● **WHAT THE TASK REQUIRES**: The response must contain every line from the records below that has "address".

INFORMATION GIVEN START

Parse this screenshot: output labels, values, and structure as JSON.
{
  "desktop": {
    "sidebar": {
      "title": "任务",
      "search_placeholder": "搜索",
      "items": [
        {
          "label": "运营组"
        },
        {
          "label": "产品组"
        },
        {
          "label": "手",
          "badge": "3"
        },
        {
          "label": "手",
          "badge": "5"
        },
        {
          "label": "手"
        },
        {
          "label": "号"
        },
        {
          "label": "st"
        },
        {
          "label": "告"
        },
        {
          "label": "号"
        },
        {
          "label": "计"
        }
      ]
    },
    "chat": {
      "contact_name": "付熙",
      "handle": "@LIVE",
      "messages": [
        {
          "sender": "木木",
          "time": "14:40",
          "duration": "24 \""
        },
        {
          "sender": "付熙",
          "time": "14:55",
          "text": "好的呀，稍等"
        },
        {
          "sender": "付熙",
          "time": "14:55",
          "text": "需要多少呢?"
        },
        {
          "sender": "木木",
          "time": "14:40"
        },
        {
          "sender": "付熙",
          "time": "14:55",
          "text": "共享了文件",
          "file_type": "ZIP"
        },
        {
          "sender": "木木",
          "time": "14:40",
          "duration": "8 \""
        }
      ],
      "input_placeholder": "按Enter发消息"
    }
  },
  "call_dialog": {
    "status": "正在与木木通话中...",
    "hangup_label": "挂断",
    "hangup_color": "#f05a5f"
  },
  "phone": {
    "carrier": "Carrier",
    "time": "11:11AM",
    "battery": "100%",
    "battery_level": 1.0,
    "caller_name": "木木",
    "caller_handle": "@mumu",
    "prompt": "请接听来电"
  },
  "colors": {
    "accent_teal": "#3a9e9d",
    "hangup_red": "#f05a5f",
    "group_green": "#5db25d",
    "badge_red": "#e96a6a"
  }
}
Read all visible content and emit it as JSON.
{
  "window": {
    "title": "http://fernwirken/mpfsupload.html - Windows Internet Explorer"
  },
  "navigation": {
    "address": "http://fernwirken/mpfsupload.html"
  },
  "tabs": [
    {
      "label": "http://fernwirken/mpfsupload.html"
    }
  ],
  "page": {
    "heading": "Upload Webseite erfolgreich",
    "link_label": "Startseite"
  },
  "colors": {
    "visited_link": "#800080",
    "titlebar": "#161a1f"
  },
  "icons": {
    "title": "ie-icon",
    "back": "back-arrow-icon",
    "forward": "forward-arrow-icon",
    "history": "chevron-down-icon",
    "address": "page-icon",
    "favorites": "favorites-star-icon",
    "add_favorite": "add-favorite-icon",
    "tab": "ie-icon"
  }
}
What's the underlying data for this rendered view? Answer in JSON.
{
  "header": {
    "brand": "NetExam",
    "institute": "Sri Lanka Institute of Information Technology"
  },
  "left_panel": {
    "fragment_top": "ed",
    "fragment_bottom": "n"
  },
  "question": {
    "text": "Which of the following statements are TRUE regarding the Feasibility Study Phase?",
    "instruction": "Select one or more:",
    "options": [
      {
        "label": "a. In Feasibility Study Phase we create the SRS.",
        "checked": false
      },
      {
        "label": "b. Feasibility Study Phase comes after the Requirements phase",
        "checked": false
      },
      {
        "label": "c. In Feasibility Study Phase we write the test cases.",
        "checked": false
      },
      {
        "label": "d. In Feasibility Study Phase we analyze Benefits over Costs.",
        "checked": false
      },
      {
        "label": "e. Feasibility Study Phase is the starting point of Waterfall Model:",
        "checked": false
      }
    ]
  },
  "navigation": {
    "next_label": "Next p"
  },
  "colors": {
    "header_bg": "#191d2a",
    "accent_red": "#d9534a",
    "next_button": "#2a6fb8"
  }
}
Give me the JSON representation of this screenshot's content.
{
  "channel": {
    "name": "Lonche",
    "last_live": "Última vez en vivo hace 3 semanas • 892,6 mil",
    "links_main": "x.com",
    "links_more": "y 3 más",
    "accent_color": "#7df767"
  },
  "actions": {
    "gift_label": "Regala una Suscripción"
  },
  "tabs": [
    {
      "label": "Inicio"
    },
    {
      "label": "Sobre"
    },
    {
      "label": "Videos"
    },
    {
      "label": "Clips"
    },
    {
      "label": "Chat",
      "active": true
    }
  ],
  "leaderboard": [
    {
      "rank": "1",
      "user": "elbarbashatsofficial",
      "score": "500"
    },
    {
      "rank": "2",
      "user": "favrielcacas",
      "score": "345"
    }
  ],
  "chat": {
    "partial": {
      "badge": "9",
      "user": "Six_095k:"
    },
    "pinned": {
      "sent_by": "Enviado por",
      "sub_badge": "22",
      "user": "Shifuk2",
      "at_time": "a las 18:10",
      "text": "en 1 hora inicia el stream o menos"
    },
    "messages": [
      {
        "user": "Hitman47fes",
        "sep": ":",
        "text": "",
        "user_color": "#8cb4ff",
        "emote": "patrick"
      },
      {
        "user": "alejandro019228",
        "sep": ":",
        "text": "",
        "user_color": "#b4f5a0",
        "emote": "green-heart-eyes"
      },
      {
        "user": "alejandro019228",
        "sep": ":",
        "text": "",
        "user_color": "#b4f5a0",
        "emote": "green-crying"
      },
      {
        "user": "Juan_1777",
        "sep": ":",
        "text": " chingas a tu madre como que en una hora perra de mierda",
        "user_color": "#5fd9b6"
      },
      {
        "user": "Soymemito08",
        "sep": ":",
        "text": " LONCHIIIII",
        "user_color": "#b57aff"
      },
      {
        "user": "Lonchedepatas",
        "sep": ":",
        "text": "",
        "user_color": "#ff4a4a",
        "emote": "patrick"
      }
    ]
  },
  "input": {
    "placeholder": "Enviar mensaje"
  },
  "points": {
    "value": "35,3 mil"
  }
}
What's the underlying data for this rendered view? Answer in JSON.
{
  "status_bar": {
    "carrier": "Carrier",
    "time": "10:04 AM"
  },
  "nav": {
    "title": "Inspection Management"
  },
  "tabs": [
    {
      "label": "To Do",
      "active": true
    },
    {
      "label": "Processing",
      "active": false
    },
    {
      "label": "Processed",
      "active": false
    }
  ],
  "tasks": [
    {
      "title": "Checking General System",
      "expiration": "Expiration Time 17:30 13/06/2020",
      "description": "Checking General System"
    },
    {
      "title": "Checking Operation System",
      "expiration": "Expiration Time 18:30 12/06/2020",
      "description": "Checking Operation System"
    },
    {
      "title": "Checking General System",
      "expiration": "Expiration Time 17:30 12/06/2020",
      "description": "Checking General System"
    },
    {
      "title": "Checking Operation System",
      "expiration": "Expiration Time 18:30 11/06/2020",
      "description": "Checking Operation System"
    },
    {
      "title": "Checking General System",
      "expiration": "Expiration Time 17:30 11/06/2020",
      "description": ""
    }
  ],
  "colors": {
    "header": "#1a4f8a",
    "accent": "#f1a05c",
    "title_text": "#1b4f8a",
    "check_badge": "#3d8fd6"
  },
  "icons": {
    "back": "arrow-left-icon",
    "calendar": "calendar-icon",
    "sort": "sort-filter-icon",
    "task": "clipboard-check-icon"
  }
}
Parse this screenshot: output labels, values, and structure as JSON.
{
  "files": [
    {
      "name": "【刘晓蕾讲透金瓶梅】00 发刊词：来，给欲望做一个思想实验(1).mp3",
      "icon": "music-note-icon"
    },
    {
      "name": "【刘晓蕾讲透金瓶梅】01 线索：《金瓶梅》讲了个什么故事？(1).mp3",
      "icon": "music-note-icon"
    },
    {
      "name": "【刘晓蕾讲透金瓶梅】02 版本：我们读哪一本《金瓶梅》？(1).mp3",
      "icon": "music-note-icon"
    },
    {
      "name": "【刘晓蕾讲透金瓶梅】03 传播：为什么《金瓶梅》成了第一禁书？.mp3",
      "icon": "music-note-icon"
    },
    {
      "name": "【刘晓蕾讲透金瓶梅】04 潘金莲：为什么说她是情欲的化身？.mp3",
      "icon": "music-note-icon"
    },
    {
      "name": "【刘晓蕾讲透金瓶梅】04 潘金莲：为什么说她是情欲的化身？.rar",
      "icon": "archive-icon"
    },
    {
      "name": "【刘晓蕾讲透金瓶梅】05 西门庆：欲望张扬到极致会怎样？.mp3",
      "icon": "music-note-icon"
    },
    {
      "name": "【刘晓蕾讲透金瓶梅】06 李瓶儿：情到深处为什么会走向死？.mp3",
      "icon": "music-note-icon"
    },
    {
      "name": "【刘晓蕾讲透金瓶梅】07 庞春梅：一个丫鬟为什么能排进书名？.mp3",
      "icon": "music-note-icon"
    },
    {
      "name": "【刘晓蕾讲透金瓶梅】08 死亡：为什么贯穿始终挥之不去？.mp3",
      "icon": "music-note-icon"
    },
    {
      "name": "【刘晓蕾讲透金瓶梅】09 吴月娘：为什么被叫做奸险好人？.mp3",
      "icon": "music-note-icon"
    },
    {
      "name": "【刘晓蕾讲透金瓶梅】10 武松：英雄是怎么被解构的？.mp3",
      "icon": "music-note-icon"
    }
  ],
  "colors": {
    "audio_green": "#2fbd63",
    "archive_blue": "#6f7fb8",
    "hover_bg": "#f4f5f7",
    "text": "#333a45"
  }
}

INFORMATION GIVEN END

● **ANSWER AREA**:
    "address": "http://fernwirken/mpfsupload.html"
    "address": "page-icon",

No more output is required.